Munster did however benefit from much more of the ball in the second-half’s opening ten minutes, and made their ball in hand count with a well worked try involving Malakai Fekitoa and Paddy Patterson who passed to a galloping Mike Haley to finish.
Replacement front-row forwards Danilo Fischetti, Isaac Miller and Lovejoy Chawatama set the standard with a charging set-piece in midfield that they followed up at another dominant put-in.
Irish looked strong going towards the whitewash for the first time in the second stanza, Stokes in particular not knowing when he is beaten in contact but a spill forward brought a promising attack to a conclusion.
The new Irish pack, bolstered by wholesale changes 58 minutes gone, turned over the ball for a Munster scrum in an unheralded yet welcome showing of dominance at the scrum from Irish.

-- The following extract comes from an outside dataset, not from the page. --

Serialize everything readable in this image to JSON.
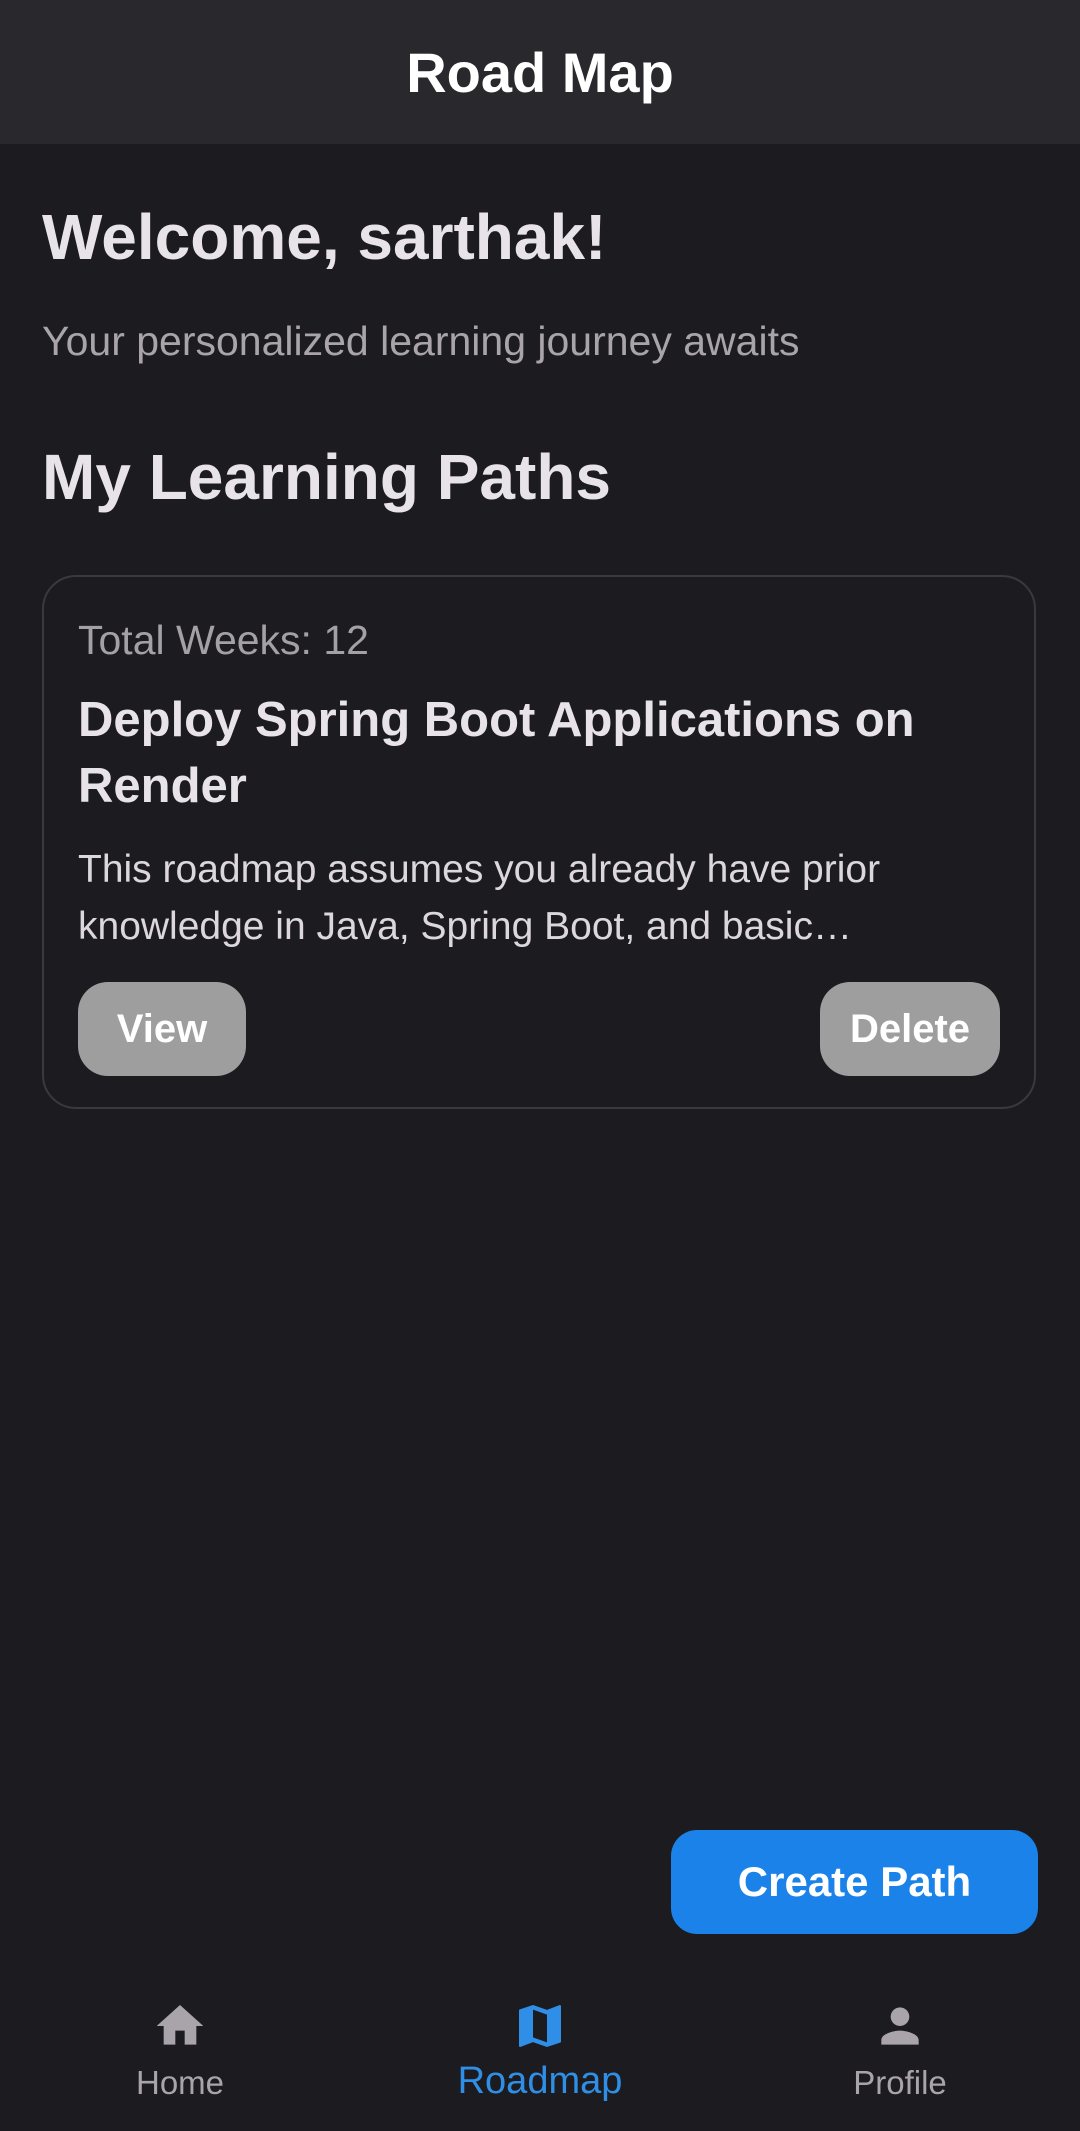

New changes in the backs too worked in Irish’s favour, Luca Morisi drawing in the Munster players before feeding speedster Alexander Harmes to pass to former Academy and England under-20s teammate Henry Arundell- you know the rest.
A splendid score was rounded off with two more points from Jacob Atkins, whose race looked to be run with a head injury assessment with Jackson returning to the field in his homeland.
Munster pressed on in search of a redeeming score, but despite strong defence from the likes of Will Joseph in the build-up, Paddy Patterson feigned his way through opposing tackles to score next to the posts and give an easy conversion and bring his side back within five.
An overcooked lineout from Munster when they were posing questions most in the second half handed Irish some relief, but grafting defence on halfway, with a special mention to Caolan Englefield on former All Black Fekitoa, meant Irish earned their possession reversal with Fischetti reclaiming the ball for his new side.
His compatriot Morisi too demonstrated his skillset on the ground to win back possession for Irish with Munster advancing, winning the penalty and in turn the game as London Irish took home the Jack Wakefield Memorial Trophy.
Image courtesy of inphophotography
Score sequence (London Irish second): 0-5, 0-7, 0-12, 5-12, 7-12, 7-17, 7-19, 12-19, 14-19
Munster Rugby: Tries: Haley (46) Patterson (72); Conversions: Crowley (47) (73).
London Irish: Tries: Stokes (2), Williams (37), Arundell (62); Conversions: Jackson (3), Atkins (63).
15 Simon Zebo, 14 Calvin Nash, 13 Chris Farrell, 12 Rory Scannell, 11 Shane Daly, 10 Ben Healy, 9 Neil Cronin; 1 Josh Wycherley, 2 Scott Buckley, 3 Keynan Knox, 4 Jean Kleyn, 5 Eoin O’Connor, 6 Fineen Wycherley, 7 Jack O’Donoghue (C), 8 Alex Kendellen.
Diarmuid Barron, Chris Moore, Roman Salanoa, Liam O’Connor, Edwin Edogbo, Thomas Ahern, Cian Hurley, Daniel Okeke, Paddy Patterson, Jack Crowley, Liam Coombes, Malakai Fekitoa, Antoine Frisch, Tony Butler, Mike Haley.
London Irish first-half team:
15 James Stokes, 14 Matt Williams (Harmes 53), 13 Curtis Rona, 12 Benhard van Rensburg, 11 Ollie Hassell-Collins, 10 Paddy Jackson (c), 9 Ben White (Englefield 49); 1 Facundo Gigena (Fischetti 48), 2 Matt Cornish (Miller 48), 3 Oliver Hoskins (Chawatama 41), 4 Rob Simmons, 5 Adam Coleman, 6 Ben Donnell, 7 Tom Pearson, 8 Josh Basham.
London Irish second-half team:
15 Henry Arundell, 14 Will Joseph, 13 Luca Morisi, 12 Tom Hitchcock, 11 Alex Harmes, 10 Jacob Atkins (Jackson 66), 9 Caolan Englefield; 1 Danilo Fischetti, 2 Isaac Miller, 3 Lovejoy Chawatama, 4 Josh Caulfield, 5 Api Ratuniyarawa, 6 Jack Cooke, 7 Isaac Curtis-Harris, 8 Chandler Cunningham-South.
Referee: Mr Chris Busby